Exercise objective:
In the records below, some lines hold the word "Empresa". Copy each of those lines.

Record excerpts:
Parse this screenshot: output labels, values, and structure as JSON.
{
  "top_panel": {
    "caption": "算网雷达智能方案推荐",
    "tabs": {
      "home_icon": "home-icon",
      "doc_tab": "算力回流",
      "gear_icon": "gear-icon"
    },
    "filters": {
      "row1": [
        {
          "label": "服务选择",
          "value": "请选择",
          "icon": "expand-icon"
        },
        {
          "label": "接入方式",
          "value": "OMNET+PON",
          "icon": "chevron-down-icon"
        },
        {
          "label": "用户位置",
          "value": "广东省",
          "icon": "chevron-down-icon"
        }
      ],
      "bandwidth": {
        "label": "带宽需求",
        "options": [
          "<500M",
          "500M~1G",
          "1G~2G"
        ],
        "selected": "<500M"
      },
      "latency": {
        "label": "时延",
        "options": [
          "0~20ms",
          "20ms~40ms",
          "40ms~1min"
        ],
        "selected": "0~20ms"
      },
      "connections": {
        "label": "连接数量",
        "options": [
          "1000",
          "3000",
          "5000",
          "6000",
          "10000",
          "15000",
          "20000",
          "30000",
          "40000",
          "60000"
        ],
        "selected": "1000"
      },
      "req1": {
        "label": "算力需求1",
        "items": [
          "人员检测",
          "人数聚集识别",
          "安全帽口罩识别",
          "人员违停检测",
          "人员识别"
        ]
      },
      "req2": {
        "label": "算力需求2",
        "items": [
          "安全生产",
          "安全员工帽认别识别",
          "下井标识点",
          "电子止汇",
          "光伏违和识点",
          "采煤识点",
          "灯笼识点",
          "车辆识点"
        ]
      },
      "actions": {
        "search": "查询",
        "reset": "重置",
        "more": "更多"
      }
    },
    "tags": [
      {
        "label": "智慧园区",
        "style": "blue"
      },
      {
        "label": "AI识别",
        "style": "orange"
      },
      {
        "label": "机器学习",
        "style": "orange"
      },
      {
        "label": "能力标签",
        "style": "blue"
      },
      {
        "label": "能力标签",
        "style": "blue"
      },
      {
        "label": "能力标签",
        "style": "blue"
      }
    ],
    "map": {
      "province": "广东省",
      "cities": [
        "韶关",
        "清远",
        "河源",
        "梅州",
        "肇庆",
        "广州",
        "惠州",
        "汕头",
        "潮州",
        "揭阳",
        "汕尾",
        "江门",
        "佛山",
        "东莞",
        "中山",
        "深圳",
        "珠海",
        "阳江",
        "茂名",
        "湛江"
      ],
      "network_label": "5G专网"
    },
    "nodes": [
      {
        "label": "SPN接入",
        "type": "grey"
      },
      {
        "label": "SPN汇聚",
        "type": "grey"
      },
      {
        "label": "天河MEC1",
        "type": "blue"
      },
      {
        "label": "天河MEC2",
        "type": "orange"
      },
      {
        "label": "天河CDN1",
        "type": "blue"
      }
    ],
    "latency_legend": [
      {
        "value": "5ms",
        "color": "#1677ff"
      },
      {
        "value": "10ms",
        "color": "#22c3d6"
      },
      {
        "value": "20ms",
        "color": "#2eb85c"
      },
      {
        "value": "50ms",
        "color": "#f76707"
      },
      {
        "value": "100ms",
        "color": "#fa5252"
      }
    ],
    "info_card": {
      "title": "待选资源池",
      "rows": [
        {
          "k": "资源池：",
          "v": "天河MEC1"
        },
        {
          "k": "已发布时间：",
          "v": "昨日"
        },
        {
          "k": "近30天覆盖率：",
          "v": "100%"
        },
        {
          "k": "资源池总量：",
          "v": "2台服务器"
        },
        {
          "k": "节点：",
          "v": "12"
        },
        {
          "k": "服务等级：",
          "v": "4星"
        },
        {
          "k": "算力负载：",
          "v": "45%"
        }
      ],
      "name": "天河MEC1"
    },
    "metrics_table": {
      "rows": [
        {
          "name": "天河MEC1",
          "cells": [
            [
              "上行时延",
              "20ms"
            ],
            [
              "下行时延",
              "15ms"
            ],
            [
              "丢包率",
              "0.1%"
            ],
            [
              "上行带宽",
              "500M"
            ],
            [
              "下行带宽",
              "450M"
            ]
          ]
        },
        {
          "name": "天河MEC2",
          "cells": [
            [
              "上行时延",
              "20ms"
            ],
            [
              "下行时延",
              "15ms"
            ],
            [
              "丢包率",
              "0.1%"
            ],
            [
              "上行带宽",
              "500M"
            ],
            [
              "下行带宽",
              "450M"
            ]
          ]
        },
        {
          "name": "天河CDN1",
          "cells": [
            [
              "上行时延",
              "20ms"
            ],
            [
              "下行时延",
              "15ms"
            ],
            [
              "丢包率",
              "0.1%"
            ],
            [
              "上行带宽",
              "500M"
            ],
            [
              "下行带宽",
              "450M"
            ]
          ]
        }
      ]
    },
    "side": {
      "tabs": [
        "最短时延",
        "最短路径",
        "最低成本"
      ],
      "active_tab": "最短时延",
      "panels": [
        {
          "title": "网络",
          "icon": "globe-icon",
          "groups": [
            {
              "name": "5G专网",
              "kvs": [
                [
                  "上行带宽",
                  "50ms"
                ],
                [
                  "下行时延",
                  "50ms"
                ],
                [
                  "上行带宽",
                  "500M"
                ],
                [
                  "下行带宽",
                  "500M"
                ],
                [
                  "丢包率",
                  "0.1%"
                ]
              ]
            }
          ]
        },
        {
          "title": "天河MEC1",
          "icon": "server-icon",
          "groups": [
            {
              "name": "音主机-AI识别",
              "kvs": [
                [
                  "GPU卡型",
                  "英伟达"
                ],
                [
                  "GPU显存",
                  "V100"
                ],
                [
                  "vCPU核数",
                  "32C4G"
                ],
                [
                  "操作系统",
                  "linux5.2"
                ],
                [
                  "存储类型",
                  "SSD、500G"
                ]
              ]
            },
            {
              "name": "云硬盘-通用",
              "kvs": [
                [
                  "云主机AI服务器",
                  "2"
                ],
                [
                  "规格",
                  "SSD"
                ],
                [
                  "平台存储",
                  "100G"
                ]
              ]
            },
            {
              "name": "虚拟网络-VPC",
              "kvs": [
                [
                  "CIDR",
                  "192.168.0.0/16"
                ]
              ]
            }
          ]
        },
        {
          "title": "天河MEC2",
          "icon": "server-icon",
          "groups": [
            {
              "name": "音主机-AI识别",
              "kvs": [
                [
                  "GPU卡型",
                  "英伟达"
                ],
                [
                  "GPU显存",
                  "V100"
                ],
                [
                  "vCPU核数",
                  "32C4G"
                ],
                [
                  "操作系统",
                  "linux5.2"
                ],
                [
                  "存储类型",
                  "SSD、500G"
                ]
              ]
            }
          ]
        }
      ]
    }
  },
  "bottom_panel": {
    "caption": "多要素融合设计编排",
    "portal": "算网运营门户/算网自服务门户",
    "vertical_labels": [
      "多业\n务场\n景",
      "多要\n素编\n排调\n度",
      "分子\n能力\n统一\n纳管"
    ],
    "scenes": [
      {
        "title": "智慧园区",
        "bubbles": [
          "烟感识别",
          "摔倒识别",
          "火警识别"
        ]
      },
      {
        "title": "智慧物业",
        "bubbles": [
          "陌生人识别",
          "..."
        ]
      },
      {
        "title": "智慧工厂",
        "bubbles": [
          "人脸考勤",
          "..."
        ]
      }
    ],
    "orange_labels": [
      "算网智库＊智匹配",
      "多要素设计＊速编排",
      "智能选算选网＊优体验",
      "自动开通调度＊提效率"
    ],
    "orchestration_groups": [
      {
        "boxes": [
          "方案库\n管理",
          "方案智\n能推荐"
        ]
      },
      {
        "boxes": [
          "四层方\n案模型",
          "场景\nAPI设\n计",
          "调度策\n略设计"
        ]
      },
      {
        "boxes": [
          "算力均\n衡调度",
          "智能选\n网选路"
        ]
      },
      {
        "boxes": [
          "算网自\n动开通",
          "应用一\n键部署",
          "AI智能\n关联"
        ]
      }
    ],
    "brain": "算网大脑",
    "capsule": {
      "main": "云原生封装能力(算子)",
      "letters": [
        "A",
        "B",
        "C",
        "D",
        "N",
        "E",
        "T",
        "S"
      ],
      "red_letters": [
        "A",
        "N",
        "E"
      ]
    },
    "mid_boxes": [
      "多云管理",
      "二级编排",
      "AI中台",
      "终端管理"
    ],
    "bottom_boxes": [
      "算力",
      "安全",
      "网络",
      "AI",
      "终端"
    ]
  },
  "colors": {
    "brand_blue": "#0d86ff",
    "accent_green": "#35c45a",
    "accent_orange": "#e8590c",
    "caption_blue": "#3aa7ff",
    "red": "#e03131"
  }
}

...

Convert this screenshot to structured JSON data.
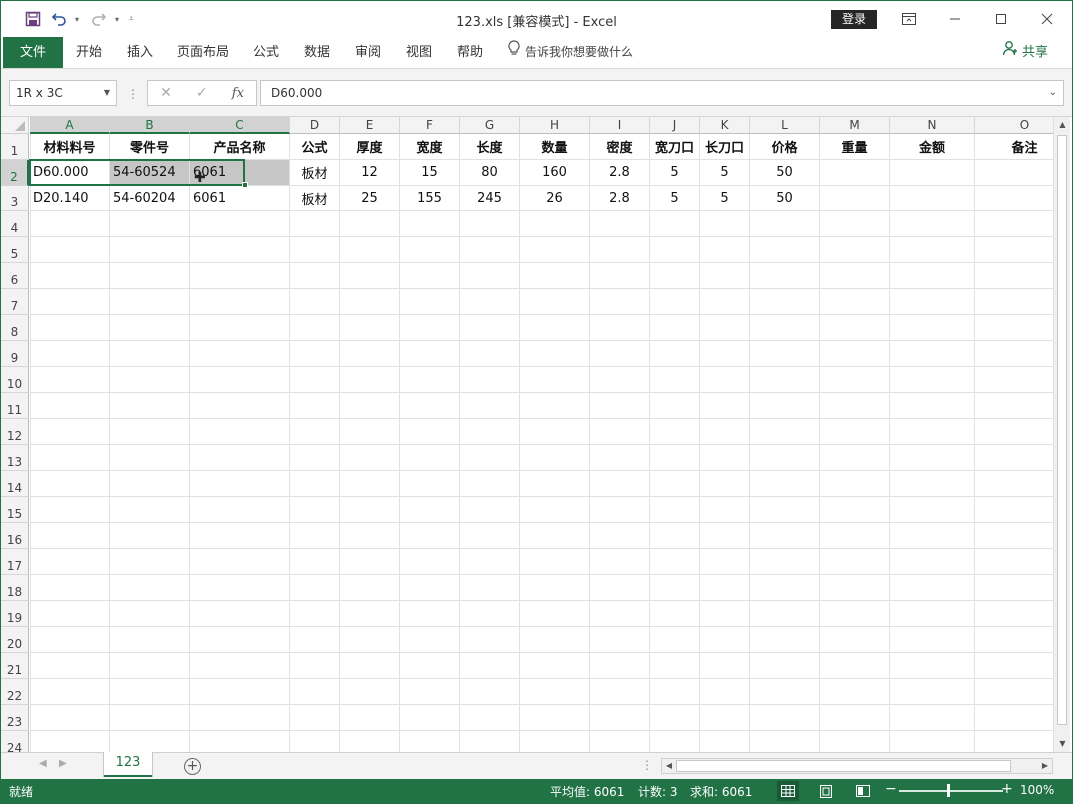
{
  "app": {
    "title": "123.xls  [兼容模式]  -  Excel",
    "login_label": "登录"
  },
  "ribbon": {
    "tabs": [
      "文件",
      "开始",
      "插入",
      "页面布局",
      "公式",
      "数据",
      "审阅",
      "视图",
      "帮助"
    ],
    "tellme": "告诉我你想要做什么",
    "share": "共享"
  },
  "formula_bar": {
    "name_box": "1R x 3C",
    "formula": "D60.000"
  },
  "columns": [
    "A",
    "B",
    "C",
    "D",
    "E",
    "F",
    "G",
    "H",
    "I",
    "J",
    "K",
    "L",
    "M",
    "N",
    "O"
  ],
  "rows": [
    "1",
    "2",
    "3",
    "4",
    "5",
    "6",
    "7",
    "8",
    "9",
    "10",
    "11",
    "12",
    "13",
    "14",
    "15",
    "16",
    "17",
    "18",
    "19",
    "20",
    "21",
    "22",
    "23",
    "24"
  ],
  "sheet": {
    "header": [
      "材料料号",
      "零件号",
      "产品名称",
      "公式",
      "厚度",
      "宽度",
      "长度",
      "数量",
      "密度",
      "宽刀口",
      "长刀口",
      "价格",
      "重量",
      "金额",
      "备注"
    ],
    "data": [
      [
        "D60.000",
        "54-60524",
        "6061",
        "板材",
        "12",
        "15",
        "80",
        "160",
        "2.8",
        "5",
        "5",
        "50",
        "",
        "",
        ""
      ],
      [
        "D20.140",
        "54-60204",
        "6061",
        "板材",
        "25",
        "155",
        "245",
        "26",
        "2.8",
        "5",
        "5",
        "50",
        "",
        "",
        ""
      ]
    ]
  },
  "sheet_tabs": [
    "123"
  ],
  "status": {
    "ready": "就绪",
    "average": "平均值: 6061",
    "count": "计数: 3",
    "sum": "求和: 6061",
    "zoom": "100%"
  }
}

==

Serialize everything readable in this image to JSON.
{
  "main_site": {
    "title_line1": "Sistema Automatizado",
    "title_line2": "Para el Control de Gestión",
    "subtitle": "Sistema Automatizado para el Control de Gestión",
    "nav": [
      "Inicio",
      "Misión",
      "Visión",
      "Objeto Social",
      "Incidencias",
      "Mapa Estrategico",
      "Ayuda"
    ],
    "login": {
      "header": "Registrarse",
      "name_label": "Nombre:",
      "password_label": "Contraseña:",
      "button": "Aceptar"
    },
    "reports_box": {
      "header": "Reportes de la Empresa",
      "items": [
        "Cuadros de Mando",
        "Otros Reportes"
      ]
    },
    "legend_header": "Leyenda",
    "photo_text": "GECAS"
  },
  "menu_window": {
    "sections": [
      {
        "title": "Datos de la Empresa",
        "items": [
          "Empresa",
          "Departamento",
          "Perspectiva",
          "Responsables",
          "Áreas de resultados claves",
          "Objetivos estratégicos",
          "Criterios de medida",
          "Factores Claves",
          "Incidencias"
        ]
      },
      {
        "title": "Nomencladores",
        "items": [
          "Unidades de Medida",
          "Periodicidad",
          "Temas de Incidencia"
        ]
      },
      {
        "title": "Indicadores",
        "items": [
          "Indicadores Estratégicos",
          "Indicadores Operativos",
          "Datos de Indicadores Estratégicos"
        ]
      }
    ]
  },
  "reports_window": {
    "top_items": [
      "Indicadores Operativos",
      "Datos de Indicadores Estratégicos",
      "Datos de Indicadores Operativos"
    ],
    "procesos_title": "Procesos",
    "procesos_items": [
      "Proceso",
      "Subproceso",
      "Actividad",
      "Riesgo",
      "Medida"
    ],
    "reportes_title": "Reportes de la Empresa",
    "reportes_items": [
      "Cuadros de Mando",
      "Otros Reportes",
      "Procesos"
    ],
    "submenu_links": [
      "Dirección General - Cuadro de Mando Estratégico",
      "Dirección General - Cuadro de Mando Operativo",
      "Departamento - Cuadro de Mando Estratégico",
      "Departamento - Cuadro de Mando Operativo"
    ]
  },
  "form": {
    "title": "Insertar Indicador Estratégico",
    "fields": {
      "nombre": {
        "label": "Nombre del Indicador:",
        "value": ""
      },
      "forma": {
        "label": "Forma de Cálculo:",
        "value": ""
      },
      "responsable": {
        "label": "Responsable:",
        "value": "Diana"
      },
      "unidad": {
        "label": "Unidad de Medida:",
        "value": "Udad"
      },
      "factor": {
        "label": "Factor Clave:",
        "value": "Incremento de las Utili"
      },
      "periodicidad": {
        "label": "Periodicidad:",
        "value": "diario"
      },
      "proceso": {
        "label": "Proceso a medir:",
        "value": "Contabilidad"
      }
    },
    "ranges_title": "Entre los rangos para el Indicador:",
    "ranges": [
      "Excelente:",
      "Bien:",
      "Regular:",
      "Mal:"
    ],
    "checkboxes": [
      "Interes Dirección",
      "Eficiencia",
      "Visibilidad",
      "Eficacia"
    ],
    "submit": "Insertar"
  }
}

Task result:
      "header": "Reportes de la Empresa",
        "title": "Datos de la Empresa",
          "Empresa",
    "reportes_title": "Reportes de la Empresa",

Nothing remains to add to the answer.